* [REQUIREMENT] Copy out each line of the data that holds the word "Balance".

═══ RECORDS FOR THIS EXERCISE ═══

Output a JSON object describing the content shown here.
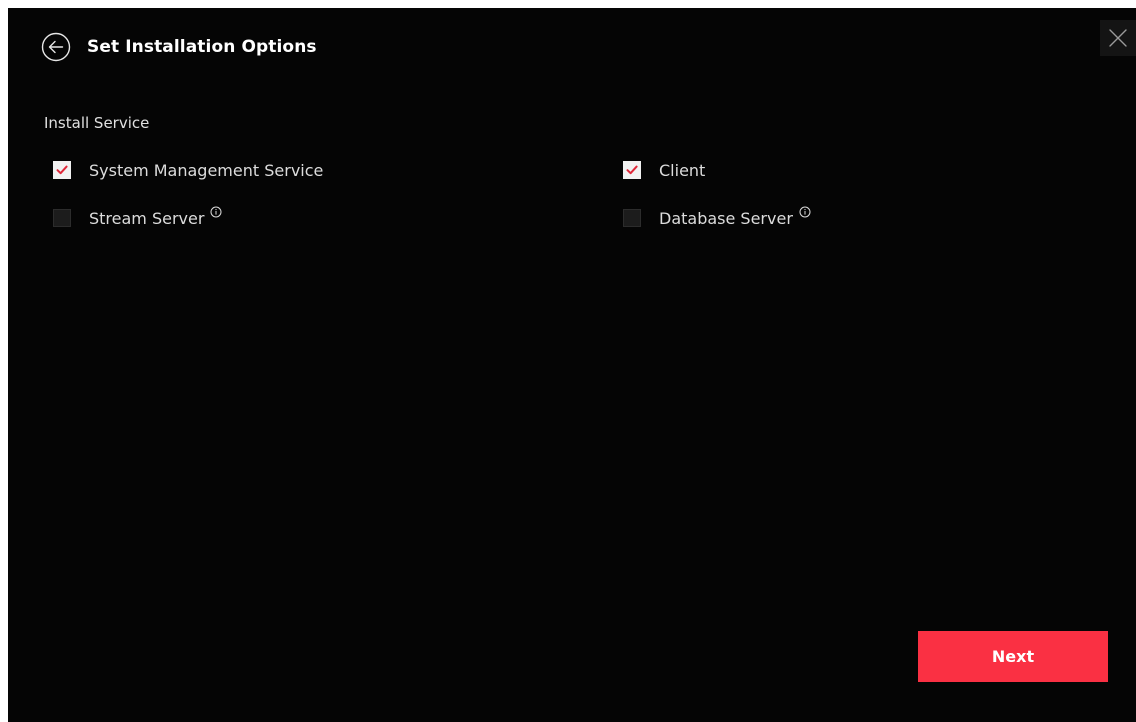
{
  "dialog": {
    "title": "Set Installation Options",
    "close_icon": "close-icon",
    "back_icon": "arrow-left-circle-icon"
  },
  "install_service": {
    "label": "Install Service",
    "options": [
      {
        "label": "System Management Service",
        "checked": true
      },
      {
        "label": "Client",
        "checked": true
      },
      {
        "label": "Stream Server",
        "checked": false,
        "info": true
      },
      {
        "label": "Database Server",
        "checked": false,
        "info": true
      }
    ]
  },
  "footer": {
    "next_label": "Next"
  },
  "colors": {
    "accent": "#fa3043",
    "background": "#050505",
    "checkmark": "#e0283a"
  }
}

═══
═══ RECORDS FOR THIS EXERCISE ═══

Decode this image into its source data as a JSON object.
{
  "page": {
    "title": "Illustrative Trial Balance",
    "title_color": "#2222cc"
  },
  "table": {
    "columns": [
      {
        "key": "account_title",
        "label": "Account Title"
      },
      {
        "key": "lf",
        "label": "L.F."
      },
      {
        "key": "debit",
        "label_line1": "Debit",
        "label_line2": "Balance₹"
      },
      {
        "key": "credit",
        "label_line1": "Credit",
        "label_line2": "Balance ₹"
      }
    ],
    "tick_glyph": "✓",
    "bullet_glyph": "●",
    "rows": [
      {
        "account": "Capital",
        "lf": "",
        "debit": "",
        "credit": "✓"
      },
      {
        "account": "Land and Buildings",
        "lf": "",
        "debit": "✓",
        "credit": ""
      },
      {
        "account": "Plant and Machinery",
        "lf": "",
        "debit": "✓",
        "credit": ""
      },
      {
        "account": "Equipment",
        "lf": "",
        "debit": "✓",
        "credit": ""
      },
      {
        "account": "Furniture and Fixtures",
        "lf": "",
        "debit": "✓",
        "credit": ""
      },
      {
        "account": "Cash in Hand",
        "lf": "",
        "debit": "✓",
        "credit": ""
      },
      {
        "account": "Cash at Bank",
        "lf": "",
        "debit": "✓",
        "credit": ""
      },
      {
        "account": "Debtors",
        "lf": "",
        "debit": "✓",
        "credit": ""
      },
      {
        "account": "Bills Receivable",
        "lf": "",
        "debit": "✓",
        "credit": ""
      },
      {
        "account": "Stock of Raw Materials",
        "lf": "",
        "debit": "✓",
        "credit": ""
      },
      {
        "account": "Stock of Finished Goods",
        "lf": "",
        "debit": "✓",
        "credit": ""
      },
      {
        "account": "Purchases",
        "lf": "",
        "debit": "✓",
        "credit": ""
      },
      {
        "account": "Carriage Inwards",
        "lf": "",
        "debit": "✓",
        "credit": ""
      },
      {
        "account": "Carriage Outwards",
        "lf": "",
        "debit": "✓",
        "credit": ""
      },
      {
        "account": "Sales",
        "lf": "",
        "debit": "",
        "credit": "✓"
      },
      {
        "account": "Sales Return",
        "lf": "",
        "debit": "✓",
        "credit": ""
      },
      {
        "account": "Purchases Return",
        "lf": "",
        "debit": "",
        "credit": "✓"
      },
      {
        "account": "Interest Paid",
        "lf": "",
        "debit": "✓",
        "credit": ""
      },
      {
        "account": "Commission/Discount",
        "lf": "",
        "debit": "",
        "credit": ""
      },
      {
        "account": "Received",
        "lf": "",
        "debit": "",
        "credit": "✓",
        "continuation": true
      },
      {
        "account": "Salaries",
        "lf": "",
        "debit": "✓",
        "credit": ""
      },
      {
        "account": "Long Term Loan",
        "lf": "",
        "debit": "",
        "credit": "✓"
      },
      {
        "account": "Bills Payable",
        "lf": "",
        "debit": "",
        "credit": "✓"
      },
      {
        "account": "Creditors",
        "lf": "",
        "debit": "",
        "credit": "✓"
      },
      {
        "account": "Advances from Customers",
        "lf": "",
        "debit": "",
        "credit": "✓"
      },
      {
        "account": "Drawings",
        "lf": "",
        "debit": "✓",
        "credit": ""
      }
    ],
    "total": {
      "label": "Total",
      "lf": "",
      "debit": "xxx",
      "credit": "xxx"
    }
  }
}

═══

* [REPLY]
    "title": "Illustrative Trial Balance",
        "label_line2": "Balance₹"
        "label_line2": "Balance ₹"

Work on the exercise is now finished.